Even before the Zika virus became a public health emergency, and Brazil its ground zero, there was controversy over safety at this summer’s Olympic games in Rio de Janeiro.
Fears of violent crime, human rights abuses, and terrorist attacks were one thing, rickety infrastructure was another—two people died when a bike path built between event venues for the games collapsed in April. Then there was the matter of sewage in Rio’s waters. Olympic rowers, sailors, and swimmers had signed up to compete in conditions that would otherwise require HAZMAT suits.
None of those factors scared the athletes. “You can get sick anywhere, this is life,” one American triathlete told ESPN in August, shortly after an AP investigation revealed the shocking levels of pollution in Rio’s waters.
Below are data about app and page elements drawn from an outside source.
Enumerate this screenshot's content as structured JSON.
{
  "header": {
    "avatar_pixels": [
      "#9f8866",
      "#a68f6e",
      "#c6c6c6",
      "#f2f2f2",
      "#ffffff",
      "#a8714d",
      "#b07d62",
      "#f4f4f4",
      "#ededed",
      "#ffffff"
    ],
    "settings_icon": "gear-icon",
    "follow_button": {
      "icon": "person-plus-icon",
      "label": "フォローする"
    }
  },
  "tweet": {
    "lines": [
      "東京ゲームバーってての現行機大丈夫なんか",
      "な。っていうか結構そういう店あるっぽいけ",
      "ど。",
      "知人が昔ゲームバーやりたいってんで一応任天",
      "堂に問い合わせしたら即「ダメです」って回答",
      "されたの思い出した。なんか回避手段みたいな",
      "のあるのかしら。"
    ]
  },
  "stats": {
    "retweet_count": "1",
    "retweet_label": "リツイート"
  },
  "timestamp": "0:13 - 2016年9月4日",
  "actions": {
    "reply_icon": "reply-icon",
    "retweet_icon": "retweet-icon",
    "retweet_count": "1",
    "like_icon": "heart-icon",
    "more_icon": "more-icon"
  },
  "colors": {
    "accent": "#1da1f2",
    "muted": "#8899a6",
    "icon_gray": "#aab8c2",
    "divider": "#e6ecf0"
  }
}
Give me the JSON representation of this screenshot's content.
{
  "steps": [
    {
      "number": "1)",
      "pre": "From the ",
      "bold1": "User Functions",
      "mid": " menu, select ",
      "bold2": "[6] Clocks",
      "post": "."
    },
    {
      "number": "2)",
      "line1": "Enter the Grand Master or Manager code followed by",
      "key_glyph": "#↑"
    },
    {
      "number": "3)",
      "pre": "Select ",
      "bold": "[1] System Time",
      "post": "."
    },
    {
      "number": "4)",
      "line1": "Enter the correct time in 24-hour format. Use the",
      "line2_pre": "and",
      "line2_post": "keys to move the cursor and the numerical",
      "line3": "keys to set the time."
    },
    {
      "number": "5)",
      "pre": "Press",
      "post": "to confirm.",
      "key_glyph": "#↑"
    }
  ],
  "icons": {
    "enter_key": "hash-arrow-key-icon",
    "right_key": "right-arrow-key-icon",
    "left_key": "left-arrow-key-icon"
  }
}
Many planning to participate in water sports told the media the same.
But Zika has prompted different reactions. Two professional golfers who were expected to represent their countries in Rio this summer have withdrawn their names because of concerns over the virus.
Zika has now been shown to cause severe neurological birth defects and may induce neurological illnesses, like Guillain-Barré syndrome, in adults. Pregnant women have the most to fear because of the immediate risk to their unborn babies. Because the virus can be sexually transmitted, and scientists aren’t sure how long it stays in an individual’s system, all adults who plan on having children should avoid infection.
Australian golfer Marc Leishman announced that he’s skipping the Rio Olympics for that reason. Five of the world’s best golfers have said they won’t compete in Rio, but only Leishman and Fiji’s Vijay Singh cited Zika as their primary concern. These decisions have been controversial because golf is returning as an Olympic sport this year for the first time in more than a century.
American soccer star Hope Solo said in February that she was considering forgoing the Olympics to avoid the mosquito-borne virus. This week she said she will participate, but “begrudgingly” and may not leave her hotel room except when absolutely necessary.
Solo’s teammate, Alex Morgan, said the risk of contracting Zika in Brazil “is kind of scary” and “definitely a concern.”
The Zika outbreak should force the Rio Olympics to be postponed or moved, argues Canadian doctor and professor Amir Attaran in the May issue of the Harvard Public Health Review. “Simply put,” Attaran writes, “Zika infection is more dangerous, and Brazil’s outbreak more extensive, than scientists reckoned a short time ago.” He mentions that Rio de Janeiro’s 26,000 suspected Zika cases are higher than anywhere else in Brazil, and its Zika incidence rate—157 per 100,000—is the fourth worst.
Though the virus is bound to spread globally, “it helps nobody to speed that up” by bringing half a million travelers to the center of the outbreak so they can then carry the disease around the world, Attaran writes.